Even the auto industry you always hear about as a Canadian, about how important it is to our country economically, is less than half of the total value of oil and gas export products.
Oil & Gas: Overall GDP Contribution
Trade is just one element of a nation’s overall economic performance. To get a better idea of how important oil is to the Canadian economy, public and private consumption, government investment and spending and foreign balance of trade (net exports) among other factors must be considered.
These all constitute GDP, a widely used measure of an economy’s output or production.
For example, while in 2018 the total export value of crude oil from Canada was over 1.5 times that of cars (as seen above), the overall contribution of the oil and gas industry to the national GDP ($117 billion) was more than 6 times that of the Ontario auto industry.
The bottom line: oil and gas is one of the single largest contributing sectors to the national economy. Furthermore, over the next decade oil and gas is expected to continue to be one of the largest contributors and a major source of tax revenues:
> $1.4 trillion to Canada’s GDP
> $139 billion in federal tax revenues
Canadian Sectors by GDP Contribution
Canada benefits when any of its industries are performing well, especially the oil and gas sector.
To put into perspective just how important oil is to the Canadian economy, some brief comparisons of total GDP contribution to Canada’s economy in 2018:
> Oil and gas extractive, service and pipeline sector - $132 billion
> Total finance and insurance sector - $129 billion
> Transportation sector (air, water, rail, trucking, related warehousing) - $78 billion
> Residential construction sector - $51 billion
> Agriculture, forestry and fishing industries - $40 billion
> Telecommunications sector - $33 billion
> Auto and parts manufacturing sector - $16 billion
*Note: 2018 GDP contribution of oil and gas above includes additional related sectors vs. PLANT figure of $117 billion
A Strong Oil and Gas Sector Benefits all of Canada
As indicated by the immense contribution to the national GDP, the oil and gas sector is extremely important to the Canadian economy.
Many respected business leaders across the country have said something along the lines of what Patricia Mohr has, a respected economist and market commodity specialist in Vancouver, BC:
“Canada is a trading nation. We owe our economic prosperity and relatively high per-capita income to trade — and crude oil dominates that trade.”
She is right. For example, in 2014/2015 Alberta (home to over 80% of oil production in Canada) had a net contribution to federal finances (taxes paid minus services and transfers received) of $27 billion. That was when the province's petroleum industry was strong and oil prices were high. In 2018, that figure dropped to around $21 billion.
Even when Alberta’s oil and gas sector was struggling to get back on its feet, it still made net transfer payments to Ottawa of well over $20 billion each year between 2015 - 2018.
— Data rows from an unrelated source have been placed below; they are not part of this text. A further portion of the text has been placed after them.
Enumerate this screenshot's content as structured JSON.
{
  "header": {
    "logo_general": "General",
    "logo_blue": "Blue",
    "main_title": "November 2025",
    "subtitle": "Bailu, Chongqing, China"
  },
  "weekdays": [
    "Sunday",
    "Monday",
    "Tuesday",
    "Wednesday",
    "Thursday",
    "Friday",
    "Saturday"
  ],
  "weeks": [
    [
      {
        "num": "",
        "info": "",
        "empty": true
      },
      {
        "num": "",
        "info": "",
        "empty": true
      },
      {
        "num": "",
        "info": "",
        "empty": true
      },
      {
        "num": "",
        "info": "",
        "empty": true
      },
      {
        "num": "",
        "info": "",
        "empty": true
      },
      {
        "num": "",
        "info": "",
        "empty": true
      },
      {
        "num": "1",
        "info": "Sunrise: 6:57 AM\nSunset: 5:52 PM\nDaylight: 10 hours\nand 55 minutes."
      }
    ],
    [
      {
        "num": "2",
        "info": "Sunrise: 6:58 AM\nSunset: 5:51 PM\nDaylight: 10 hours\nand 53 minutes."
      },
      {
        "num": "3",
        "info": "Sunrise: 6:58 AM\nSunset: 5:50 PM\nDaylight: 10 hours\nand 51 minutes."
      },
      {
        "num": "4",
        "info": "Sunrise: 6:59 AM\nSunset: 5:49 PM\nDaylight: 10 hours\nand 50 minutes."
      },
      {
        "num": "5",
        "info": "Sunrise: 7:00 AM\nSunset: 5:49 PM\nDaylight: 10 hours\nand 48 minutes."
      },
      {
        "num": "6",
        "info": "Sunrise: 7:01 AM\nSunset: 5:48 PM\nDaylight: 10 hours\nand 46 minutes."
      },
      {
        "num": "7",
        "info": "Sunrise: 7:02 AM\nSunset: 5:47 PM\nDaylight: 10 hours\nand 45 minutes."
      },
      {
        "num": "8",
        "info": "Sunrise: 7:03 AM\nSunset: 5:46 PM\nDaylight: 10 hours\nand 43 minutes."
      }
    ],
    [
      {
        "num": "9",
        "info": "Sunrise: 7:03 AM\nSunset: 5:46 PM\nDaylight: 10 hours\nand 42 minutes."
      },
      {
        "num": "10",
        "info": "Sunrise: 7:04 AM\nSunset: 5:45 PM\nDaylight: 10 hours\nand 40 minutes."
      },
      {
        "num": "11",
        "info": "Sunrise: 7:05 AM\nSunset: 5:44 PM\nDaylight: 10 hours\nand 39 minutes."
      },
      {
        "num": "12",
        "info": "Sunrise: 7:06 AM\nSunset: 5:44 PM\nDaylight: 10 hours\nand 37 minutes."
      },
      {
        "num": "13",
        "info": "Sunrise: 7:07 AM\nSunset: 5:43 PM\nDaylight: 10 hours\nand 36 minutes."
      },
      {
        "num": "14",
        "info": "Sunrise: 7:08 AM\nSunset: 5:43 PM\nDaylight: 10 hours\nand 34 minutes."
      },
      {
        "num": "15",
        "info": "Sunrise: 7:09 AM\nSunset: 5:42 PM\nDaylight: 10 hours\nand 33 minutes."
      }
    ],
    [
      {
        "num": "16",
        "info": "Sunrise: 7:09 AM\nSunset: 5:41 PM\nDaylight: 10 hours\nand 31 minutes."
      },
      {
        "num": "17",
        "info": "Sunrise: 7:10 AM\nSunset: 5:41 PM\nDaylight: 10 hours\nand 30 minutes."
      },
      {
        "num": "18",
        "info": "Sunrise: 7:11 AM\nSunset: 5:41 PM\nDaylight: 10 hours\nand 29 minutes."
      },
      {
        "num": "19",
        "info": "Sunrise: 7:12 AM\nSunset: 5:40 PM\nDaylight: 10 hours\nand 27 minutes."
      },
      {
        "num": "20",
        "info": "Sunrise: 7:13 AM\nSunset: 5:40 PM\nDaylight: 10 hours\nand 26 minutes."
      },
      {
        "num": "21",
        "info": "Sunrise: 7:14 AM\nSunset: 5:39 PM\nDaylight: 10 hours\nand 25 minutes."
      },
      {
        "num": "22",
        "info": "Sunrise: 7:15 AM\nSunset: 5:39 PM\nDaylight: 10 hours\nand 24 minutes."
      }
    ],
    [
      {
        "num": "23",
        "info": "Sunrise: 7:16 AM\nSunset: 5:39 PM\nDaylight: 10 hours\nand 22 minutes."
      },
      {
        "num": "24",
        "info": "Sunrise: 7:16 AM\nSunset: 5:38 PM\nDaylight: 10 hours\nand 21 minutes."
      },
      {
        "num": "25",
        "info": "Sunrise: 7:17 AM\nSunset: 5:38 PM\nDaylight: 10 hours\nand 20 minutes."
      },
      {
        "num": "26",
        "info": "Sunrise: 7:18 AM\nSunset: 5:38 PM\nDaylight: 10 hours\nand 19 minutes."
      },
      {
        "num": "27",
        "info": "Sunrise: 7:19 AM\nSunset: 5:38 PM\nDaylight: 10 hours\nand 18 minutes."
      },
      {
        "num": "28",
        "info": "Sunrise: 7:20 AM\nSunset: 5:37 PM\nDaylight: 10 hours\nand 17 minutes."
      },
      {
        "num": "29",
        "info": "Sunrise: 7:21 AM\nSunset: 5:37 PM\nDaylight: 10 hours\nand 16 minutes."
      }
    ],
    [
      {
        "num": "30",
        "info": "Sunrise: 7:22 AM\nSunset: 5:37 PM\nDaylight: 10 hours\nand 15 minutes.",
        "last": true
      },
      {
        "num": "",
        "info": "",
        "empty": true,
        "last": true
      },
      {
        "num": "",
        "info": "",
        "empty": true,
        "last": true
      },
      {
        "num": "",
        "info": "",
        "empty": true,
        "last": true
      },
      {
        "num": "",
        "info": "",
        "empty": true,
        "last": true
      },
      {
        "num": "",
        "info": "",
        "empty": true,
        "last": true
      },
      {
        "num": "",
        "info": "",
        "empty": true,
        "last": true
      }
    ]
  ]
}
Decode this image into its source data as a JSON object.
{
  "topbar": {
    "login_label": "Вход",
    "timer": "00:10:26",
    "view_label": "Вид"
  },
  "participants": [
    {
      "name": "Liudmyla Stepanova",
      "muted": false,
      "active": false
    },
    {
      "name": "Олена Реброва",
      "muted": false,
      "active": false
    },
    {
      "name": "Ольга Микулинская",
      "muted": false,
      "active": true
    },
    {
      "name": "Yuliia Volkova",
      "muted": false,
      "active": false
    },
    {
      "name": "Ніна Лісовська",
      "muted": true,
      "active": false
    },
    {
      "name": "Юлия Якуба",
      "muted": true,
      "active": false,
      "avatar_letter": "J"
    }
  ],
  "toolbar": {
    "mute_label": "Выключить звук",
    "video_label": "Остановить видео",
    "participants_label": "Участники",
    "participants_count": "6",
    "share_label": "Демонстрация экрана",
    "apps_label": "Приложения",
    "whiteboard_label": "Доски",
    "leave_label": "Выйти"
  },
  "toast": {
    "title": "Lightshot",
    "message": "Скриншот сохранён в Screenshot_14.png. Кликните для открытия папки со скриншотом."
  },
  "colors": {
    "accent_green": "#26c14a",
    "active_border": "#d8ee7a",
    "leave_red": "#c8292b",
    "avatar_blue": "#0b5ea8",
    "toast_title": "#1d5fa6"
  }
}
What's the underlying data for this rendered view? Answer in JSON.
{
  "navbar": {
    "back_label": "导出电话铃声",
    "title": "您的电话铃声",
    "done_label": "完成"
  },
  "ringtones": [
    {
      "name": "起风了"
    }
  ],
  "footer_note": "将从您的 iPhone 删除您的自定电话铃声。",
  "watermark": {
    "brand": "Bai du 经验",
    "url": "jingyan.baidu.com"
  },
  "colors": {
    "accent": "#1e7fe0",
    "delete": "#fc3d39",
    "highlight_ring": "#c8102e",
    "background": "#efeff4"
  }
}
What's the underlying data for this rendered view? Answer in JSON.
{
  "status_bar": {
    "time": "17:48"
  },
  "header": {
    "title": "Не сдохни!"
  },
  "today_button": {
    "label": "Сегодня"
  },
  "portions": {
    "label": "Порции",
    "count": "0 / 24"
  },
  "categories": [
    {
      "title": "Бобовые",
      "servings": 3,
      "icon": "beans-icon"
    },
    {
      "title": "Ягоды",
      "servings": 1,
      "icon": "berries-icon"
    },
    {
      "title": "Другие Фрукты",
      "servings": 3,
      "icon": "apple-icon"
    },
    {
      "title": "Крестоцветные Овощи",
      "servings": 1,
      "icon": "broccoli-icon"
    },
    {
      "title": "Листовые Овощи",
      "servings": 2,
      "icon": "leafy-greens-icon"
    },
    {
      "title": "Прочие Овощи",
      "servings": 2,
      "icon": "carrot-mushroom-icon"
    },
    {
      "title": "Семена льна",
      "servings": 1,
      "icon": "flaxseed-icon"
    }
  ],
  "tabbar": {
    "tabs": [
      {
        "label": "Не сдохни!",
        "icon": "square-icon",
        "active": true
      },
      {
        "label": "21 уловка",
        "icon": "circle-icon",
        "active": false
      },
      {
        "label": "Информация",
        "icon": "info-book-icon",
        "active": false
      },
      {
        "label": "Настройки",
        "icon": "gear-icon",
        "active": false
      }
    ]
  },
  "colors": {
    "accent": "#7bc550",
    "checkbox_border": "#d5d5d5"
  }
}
Canada Should Be Proud
A strong oil and gas sector in Canada means billions more in transfer payments that can help pay for social programs, schools, hospitals and the jobs that go with across the country.
According to the most recent study, the world’s demand for oil is expected to peak by 2035. As the most environmentally friendly, transparent and regulated oil producer in the world, Canada should be the one to meet growing demand across the globe.
A strong oil and gas sector is extremely important to the Canadian economy. All Canadians should realize just how incredible its economic contribution is for municipal and provincial economies – whether it be through direct / indirect activity, or transfer payments – from coast-to-coast-to-coast.